In his latest best seller, Richard Dawkins is passionately flying the flag of atheist pride, moving beyond naturalistic science into an attack on all religion and particularly Christianity. He sees himself as the spokesperson to rid the world of the scourge that religion has brought to humanity and in his passion to prove his point there is a distinct lack of scholarly balance. To Dawkins, evolutionary development to intelligence is a process in the universe, therefore any God needs to come after, not before. Dawkins discounts revelation from a creator God and thus the idea of self is ultimately a biochemical illusion.
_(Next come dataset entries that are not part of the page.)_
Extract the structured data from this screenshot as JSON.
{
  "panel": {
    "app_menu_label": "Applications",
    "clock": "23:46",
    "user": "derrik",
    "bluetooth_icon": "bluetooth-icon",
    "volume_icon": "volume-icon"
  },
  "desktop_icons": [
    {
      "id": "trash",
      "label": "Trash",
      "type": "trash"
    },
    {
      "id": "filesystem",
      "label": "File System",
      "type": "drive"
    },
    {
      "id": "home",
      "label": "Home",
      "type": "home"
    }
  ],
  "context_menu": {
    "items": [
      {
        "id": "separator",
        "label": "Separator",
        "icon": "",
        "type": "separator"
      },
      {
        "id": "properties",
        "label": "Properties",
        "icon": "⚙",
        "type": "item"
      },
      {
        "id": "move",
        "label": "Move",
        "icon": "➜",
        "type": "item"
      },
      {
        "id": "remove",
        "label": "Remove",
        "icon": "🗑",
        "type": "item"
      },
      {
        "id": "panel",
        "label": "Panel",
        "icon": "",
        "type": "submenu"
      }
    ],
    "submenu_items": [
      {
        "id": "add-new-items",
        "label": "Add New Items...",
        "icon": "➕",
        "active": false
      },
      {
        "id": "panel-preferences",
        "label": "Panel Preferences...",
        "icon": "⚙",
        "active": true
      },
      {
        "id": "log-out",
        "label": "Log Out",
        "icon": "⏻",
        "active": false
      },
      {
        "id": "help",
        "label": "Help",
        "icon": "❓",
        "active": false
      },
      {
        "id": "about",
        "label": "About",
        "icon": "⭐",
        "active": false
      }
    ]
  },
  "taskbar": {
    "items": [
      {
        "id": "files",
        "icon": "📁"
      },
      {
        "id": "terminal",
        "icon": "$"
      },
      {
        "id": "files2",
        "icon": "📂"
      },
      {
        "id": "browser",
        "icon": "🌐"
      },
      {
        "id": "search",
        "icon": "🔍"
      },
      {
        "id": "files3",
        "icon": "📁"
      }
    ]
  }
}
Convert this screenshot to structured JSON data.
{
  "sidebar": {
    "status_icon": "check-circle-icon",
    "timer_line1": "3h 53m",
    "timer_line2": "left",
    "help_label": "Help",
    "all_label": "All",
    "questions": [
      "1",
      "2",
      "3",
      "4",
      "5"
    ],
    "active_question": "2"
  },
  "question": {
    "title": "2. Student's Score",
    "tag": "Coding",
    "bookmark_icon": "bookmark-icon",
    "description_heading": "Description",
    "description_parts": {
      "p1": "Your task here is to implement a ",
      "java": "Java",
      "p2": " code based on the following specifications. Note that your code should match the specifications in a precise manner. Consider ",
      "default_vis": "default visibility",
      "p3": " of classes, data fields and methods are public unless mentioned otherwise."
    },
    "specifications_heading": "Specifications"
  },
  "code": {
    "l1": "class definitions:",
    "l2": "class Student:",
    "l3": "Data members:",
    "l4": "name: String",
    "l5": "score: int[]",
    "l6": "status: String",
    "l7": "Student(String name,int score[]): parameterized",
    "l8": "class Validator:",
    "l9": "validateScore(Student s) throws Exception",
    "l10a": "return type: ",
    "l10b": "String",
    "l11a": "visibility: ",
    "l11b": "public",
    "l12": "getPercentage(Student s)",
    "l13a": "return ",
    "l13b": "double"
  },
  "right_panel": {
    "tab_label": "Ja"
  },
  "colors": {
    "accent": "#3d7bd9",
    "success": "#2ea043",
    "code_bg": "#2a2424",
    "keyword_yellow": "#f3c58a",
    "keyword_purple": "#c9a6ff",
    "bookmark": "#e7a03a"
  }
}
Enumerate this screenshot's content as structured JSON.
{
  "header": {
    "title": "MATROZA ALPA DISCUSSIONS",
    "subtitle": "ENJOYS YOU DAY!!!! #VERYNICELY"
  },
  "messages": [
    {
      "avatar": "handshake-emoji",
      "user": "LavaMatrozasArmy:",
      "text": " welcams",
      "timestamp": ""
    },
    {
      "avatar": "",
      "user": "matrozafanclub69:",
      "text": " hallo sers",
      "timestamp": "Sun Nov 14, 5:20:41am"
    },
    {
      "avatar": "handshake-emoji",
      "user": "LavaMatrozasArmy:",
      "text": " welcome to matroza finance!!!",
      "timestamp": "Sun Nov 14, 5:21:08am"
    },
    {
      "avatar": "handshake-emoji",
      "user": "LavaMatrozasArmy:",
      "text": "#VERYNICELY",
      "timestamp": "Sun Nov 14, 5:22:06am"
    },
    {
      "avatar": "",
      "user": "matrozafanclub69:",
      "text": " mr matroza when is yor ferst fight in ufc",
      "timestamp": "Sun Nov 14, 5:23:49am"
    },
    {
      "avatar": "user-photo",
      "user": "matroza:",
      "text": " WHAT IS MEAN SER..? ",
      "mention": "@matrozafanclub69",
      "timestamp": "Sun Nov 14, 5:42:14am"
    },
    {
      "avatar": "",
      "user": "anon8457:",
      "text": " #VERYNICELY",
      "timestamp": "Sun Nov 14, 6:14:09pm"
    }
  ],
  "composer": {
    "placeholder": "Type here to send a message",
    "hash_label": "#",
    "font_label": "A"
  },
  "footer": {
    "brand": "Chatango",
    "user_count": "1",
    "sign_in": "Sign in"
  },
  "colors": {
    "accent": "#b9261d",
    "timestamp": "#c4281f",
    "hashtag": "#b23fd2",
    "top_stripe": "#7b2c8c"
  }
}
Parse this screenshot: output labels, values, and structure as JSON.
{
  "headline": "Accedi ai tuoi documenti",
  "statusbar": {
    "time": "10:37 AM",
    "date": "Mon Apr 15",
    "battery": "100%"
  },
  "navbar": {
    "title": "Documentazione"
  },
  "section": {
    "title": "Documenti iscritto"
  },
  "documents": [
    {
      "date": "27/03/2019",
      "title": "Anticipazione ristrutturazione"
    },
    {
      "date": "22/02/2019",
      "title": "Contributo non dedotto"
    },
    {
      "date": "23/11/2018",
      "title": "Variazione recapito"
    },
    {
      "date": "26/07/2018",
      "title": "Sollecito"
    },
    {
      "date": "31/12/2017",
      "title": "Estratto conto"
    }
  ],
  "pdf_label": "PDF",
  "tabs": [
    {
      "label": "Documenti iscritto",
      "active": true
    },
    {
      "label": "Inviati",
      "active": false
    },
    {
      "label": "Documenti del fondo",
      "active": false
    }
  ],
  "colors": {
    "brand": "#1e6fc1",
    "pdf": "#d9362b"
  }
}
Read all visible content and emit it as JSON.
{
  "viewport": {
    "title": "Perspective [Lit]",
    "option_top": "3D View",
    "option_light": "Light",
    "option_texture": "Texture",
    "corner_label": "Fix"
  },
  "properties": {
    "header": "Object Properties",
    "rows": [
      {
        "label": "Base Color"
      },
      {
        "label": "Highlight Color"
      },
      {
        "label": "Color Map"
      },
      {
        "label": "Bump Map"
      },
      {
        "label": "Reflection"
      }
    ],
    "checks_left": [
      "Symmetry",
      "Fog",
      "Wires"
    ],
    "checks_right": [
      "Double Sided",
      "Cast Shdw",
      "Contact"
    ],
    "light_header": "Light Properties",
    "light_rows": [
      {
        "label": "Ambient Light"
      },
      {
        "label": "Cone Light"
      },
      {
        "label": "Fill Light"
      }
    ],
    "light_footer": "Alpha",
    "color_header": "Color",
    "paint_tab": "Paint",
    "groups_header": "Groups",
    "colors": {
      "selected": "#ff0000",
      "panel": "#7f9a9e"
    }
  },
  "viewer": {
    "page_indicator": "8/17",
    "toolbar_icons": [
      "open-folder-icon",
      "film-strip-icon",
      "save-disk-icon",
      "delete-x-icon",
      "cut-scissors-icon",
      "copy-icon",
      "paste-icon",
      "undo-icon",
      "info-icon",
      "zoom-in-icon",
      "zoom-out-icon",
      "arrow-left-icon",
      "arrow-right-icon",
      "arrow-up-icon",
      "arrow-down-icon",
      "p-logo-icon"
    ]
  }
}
From a Christian perspective the revelation form God resonates so deeply with our humanity. God answers our real human wonder at the universe, making sense of the symmetries, categories and logical laws. The revelation from God addresses our real desire for meaning and values, and deals with our fundamental problem of sin. We learn from his non-exhaustive revelation that God has a solution, in Jesus, to re-establish relationship with himself.

Organised religions and their less than ideal cultural and historical outworkings cause in Dawkins deep disillusionment. I share his frustration at the pain caused by so many believers who act contrary to the Bible. Sin, however, is the common factor in the promotion of self in humankind, whether expressed in religion or atheism. Evolution which requires self-centredness, cannot provide a basis for morality. Only something outside of ourselves: God, satisfies our need for final justice. While followers may be imperfect we should evaluate any ideology, whether religious or atheistic, by examining its founder. Unlike Mohammed or Marx, Jesus cannot be discounted at any level of his being.

Dawkins cannot accept the miraculous in the record of biblical history. Physics without metaphysics precludes such things (1). However, I am prepared to look more carefully at these stories and no not set them aside as fiction even if they seem at odds with the normal form of the universe (2). I live in an open universe as Dr Francis Schaeffer would say, in which God is sovereign and able to do things outside of my normal experience (3).
(copyright not asserted, April 2007)

1. Physics, like all enquiry of the creation, proceeds on the basis of a metaphysics, indeed, on the basis of axiomatic beliefs. As it happens, Dawkins metaphysics is the fatally flawed positivism admixed with dogmatic naturalism. Together these fail as Frank has sketched, and as further explored in reviews of Dawkins' book by Alvin Plantinga (check the Christianity Today website) and Philip Bell (check the website)
2. Interestingly miracles are in radical contradiction of the fallen universe, they demonstrate God’s being external to the flow of created causality. Similarly, his action to create must be, by definition, external to this flow.
3. Our experience is very limited, of course, and often leads to the use of inductive reasoning. This is hopeless to arrive at real understanding (as Locke says). A lot of evolutionary boosting is pure induction, and induction on the basis of a prior commitment to naturalism, with a failure to meet the challenge of contradicting results except by special pleading. I like Popper's challenge to inductivism with the testing of hypothesis by attempts to fail them.